Exercise instructions.
The reply should repeat all of the data word for word, with no pictures.

Dataset rows for apps and sites:
-------------------------
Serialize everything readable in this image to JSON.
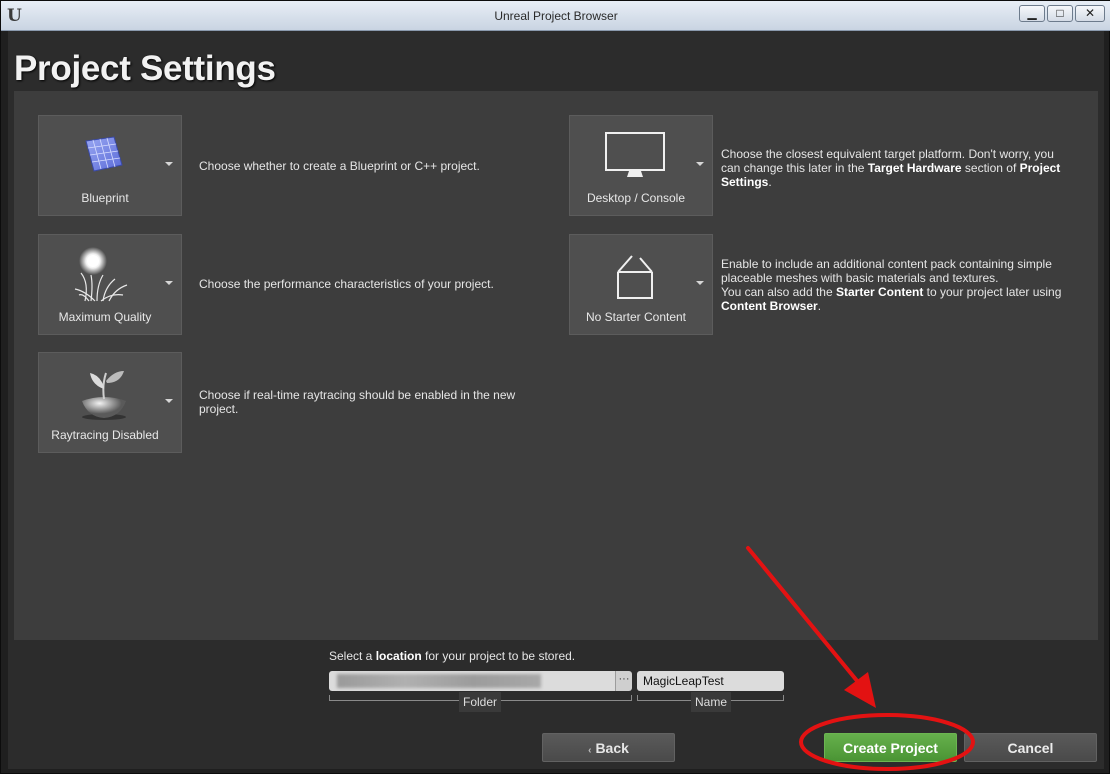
{
  "window": {
    "title": "Unreal Project Browser",
    "logo_glyph": "U",
    "minimize_glyph": "▁",
    "maximize_glyph": "□",
    "close_glyph": "✕"
  },
  "page": {
    "heading": "Project Settings"
  },
  "options": {
    "project_type": {
      "label": "Blueprint",
      "icon": "blueprint-icon",
      "description": "Choose whether to create a Blueprint or C++ project."
    },
    "quality": {
      "label": "Maximum Quality",
      "icon": "maximum-quality-icon",
      "description": "Choose the performance characteristics of your project."
    },
    "raytracing": {
      "label": "Raytracing Disabled",
      "icon": "raytracing-disabled-icon",
      "description": "Choose if real-time raytracing should be enabled in the new project."
    },
    "platform": {
      "label": "Desktop / Console",
      "icon": "desktop-monitor-icon",
      "description_part1": "Choose the closest equivalent target platform. Don't worry, you can change this later in the ",
      "description_bold1": "Target Hardware",
      "description_part2": " section of ",
      "description_bold2": "Project Settings",
      "description_part3": "."
    },
    "starter_content": {
      "label": "No Starter Content",
      "icon": "open-box-icon",
      "description_line1": "Enable to include an additional content pack containing simple placeable meshes with basic materials and textures.",
      "description_part1": "You can also add the ",
      "description_bold1": "Starter Content",
      "description_part2": " to your project later using ",
      "description_bold2": "Content Browser",
      "description_part3": "."
    }
  },
  "location": {
    "label_part1": "Select a ",
    "label_bold": "location",
    "label_part2": " for your project to be stored.",
    "browse_glyph": "···",
    "folder_tag": "Folder",
    "name_value": "MagicLeapTest",
    "name_tag": "Name"
  },
  "buttons": {
    "back": "Back",
    "back_glyph": "‹",
    "create": "Create Project",
    "cancel": "Cancel"
  },
  "colors": {
    "create_button": "#4a9434",
    "annotation": "#e31212"
  }
}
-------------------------
Worked solution.
Serialize everything readable in this image to JSON.
{
  "window": {
    "title": "Unreal Project Browser",
    "logo_glyph": "U",
    "minimize_glyph": "▁",
    "maximize_glyph": "□",
    "close_glyph": "✕"
  },
  "page": {
    "heading": "Project Settings"
  },
  "options": {
    "project_type": {
      "label": "Blueprint",
      "icon": "blueprint-icon",
      "description": "Choose whether to create a Blueprint or C++ project."
    },
    "quality": {
      "label": "Maximum Quality",
      "icon": "maximum-quality-icon",
      "description": "Choose the performance characteristics of your project."
    },
    "raytracing": {
      "label": "Raytracing Disabled",
      "icon": "raytracing-disabled-icon",
      "description": "Choose if real-time raytracing should be enabled in the new project."
    },
    "platform": {
      "label": "Desktop / Console",
      "icon": "desktop-monitor-icon",
      "description_part1": "Choose the closest equivalent target platform. Don't worry, you can change this later in the ",
      "description_bold1": "Target Hardware",
      "description_part2": " section of ",
      "description_bold2": "Project Settings",
      "description_part3": "."
    },
    "starter_content": {
      "label": "No Starter Content",
      "icon": "open-box-icon",
      "description_line1": "Enable to include an additional content pack containing simple placeable meshes with basic materials and textures.",
      "description_part1": "You can also add the ",
      "description_bold1": "Starter Content",
      "description_part2": " to your project later using ",
      "description_bold2": "Content Browser",
      "description_part3": "."
    }
  },
  "location": {
    "label_part1": "Select a ",
    "label_bold": "location",
    "label_part2": " for your project to be stored.",
    "browse_glyph": "···",
    "folder_tag": "Folder",
    "name_value": "MagicLeapTest",
    "name_tag": "Name"
  },
  "buttons": {
    "back": "Back",
    "back_glyph": "‹",
    "create": "Create Project",
    "cancel": "Cancel"
  },
  "colors": {
    "create_button": "#4a9434",
    "annotation": "#e31212"
  }
}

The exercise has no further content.